_What the task asks_
Filter the records below, keeping only lines with the string "this".

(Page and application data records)
────────

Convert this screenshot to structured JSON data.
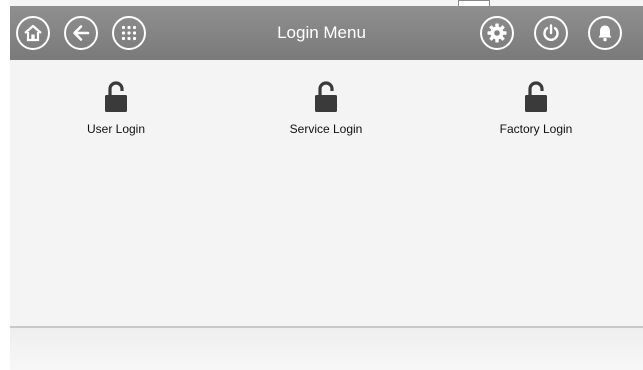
{
  "header": {
    "title": "Login Menu",
    "left_icons": [
      "home-icon",
      "back-arrow-icon",
      "grid-menu-icon"
    ],
    "right_icons": [
      "settings-gear-icon",
      "power-icon",
      "alarm-bell-icon"
    ]
  },
  "logins": [
    {
      "label": "User Login",
      "icon": "unlocked-padlock-icon"
    },
    {
      "label": "Service Login",
      "icon": "unlocked-padlock-icon"
    },
    {
      "label": "Factory Login",
      "icon": "unlocked-padlock-icon"
    }
  ],
  "colors": {
    "header_bg": "#858585",
    "icon_fg": "#ffffff",
    "content_bg": "#f4f4f4",
    "lock_color": "#3a3a3a",
    "label_color": "#111111"
  }
}
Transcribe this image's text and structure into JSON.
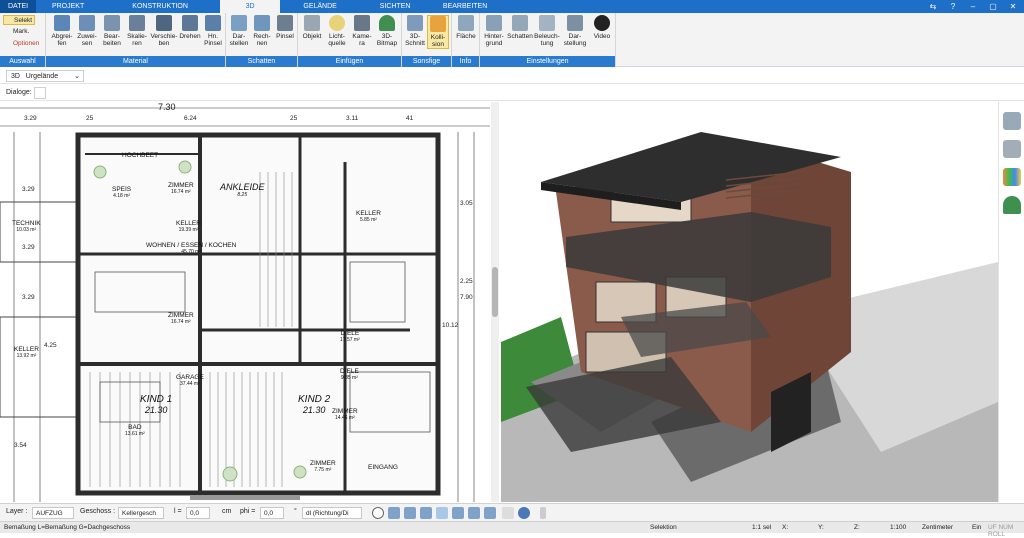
{
  "menu": {
    "items": [
      "DATEI",
      "PROJEKT",
      "KONSTRUKTION",
      "3D",
      "GELÄNDE",
      "SICHTEN",
      "BEARBEITEN"
    ],
    "active": "3D"
  },
  "ribbon": {
    "auswahl": {
      "label": "Auswahl",
      "selekt": "Selekt",
      "mark": "Mark.",
      "optionen": "Optionen"
    },
    "material": {
      "label": "Material",
      "tools": [
        "Abgrei-\nfen",
        "Zuwei-\nsen",
        "Bear-\nbeiten",
        "Skalie-\nren",
        "Verschie-\nben",
        "Drehen",
        "Hn.\nPinsel"
      ]
    },
    "schatten": {
      "label": "Schatten",
      "tools": [
        "Dar-\nstellen",
        "Rech-\nnen",
        "Pinsel"
      ]
    },
    "einfuegen": {
      "label": "Einfügen",
      "tools": [
        "Objekt",
        "Licht-\nquelle",
        "Kame-\nra",
        "3D-\nBitmap"
      ]
    },
    "sonsfige": {
      "label": "Sonsfige",
      "tools": [
        "3D-\nSchnitt",
        "Kolli-\nsion"
      ]
    },
    "info": {
      "label": "Info",
      "tools": [
        "Fläche"
      ]
    },
    "einstellungen": {
      "label": "Einstellungen",
      "tools": [
        "Hinter-\ngrund",
        "Schatten",
        "Beleuch-\ntung",
        "Dar-\nstellung",
        "Video"
      ]
    }
  },
  "view_selector": {
    "mode": "3D",
    "value": "Urgelände"
  },
  "dialoge_label": "Dialoge:",
  "plan": {
    "dims_top": [
      "3.29",
      "25",
      "6.24",
      "25",
      "3.11",
      "41"
    ],
    "dim_title": "7.30",
    "dims_left": [
      "3.29",
      "3.29",
      "3.29",
      "4.25",
      "3.54"
    ],
    "dims_right": [
      "10.12",
      "7.90",
      "2.25",
      "3.05"
    ],
    "rooms": [
      {
        "name": "HOCHBEET",
        "area": ""
      },
      {
        "name": "SPEIS",
        "area": "4.18 m²"
      },
      {
        "name": "ZIMMER",
        "area": "16.74 m²"
      },
      {
        "name": "ANKLEIDE",
        "area": "8.25"
      },
      {
        "name": "KELLER",
        "area": "5.85 m²"
      },
      {
        "name": "TECHNIK",
        "area": "10.03 m²"
      },
      {
        "name": "KELLER",
        "area": "19.39 m²"
      },
      {
        "name": "WOHNEN / ESSEN / KOCHEN",
        "area": "45.70 m²"
      },
      {
        "name": "ZIMMER",
        "area": "16.74 m²"
      },
      {
        "name": "DIELE",
        "area": "17.57 m²"
      },
      {
        "name": "KELLER",
        "area": "13.92 m²"
      },
      {
        "name": "GARAGE",
        "area": "37.44 m²"
      },
      {
        "name": "DIELE",
        "area": "9.85 m²"
      },
      {
        "name": "BAD",
        "area": "13.61 m²"
      },
      {
        "name": "ZIMMER",
        "area": "14.46 m²"
      },
      {
        "name": "ZIMMER",
        "area": "7.75 m²"
      },
      {
        "name": "EINGANG",
        "area": ""
      },
      {
        "name": "KIND 1",
        "area": "21.30"
      },
      {
        "name": "KIND 2",
        "area": "21.30"
      }
    ]
  },
  "bottom": {
    "layer_label": "Layer :",
    "layer_value": "AUFZUG",
    "geschoss_label": "Geschoss :",
    "geschoss_value": "Kellergesch",
    "l_label": "l =",
    "l_value": "0,0",
    "l_unit": "cm",
    "phi_label": "phi =",
    "phi_value": "0,0",
    "phi_unit": "°",
    "dl_value": "dl (Richtung/Di"
  },
  "status": {
    "hint": "Bemaßung L=Bemaßung G=Dachgeschoss",
    "mode": "Selektion",
    "sel": "1:1 sel",
    "x": "X:",
    "y": "Y:",
    "z": "Z:",
    "scale": "1:100",
    "unit": "Zentimeter",
    "ein": "Ein",
    "flags": "UF NUM ROLL"
  },
  "colors": {
    "accent": "#1d6fc7",
    "ribbon_group": "#2a7bd0",
    "selected": "#f9e7a4"
  }
}
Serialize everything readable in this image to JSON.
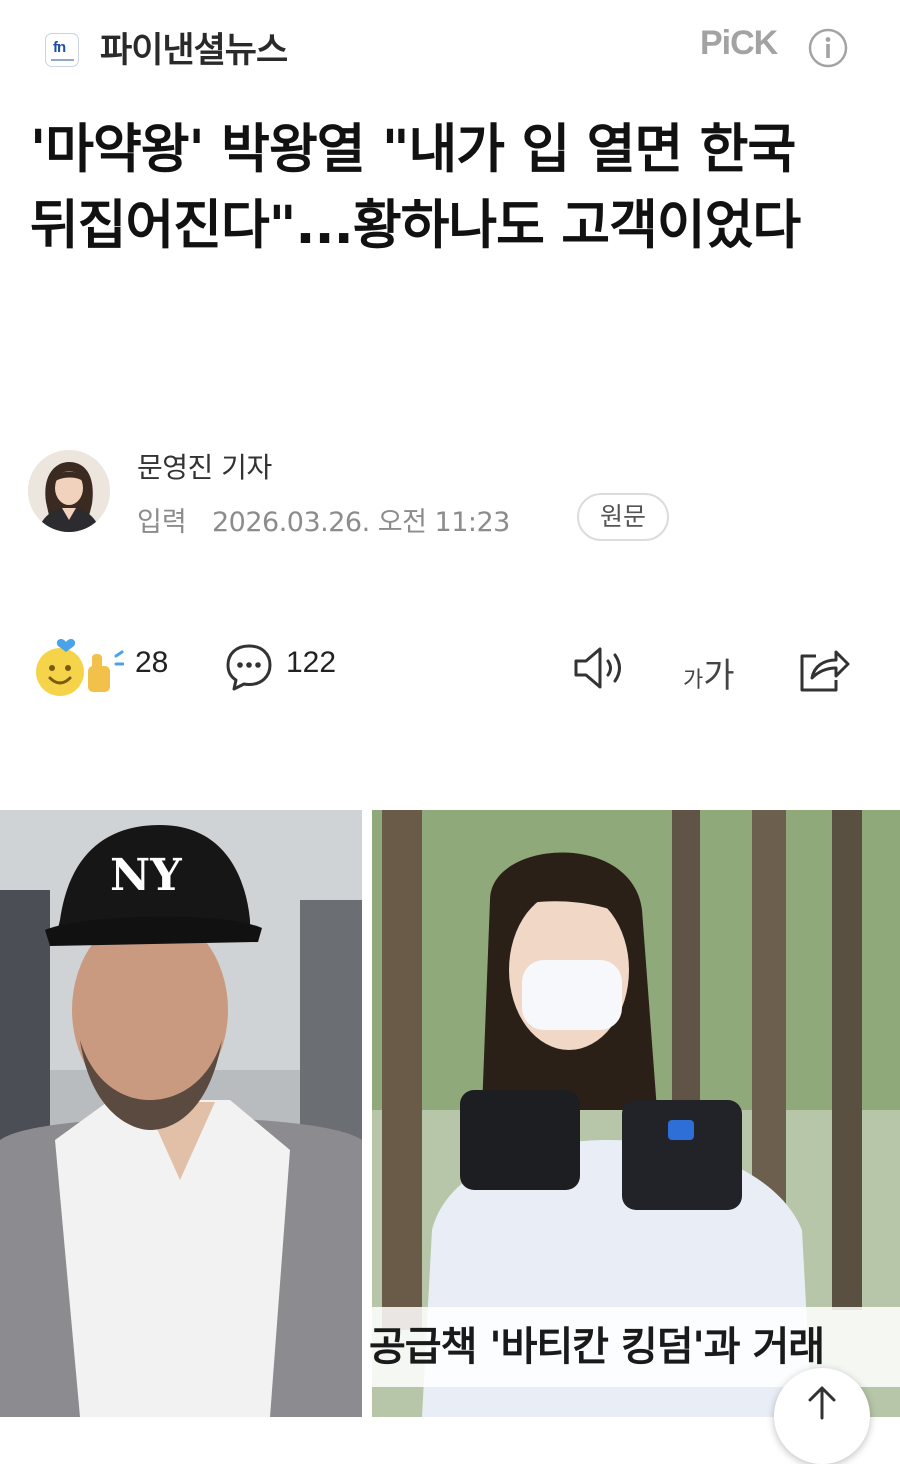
{
  "header": {
    "press_logo": "fn",
    "press_name": "파이낸셜뉴스",
    "pick_label": "PiCK",
    "info_icon": "info-icon"
  },
  "article": {
    "headline": "'마약왕' 박왕열 \"내가 입 열면 한국 뒤집어진다\"...황하나도 고객이었다",
    "reporter": "문영진 기자",
    "input_label": "입력",
    "input_datetime": "2026.03.26. 오전 11:23",
    "original_button": "원문"
  },
  "actions": {
    "reaction_count": "28",
    "comment_count": "122",
    "font_size_small": "가",
    "font_size_large": "가",
    "icons": [
      "reaction-emoji-icon",
      "comment-icon",
      "speaker-icon",
      "share-icon"
    ]
  },
  "photo": {
    "caption": "공급책 '바티칸 킹덤'과 거래"
  },
  "colors": {
    "press_blue": "#1f4fa8",
    "muted_text": "#8c8c8c",
    "pick_gray": "#a3a3a3"
  }
}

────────

_Response below_
Convert this screenshot to structured JSON data.
Transcribe this image's text and structure into JSON.
Serialize everything readable in this image to JSON.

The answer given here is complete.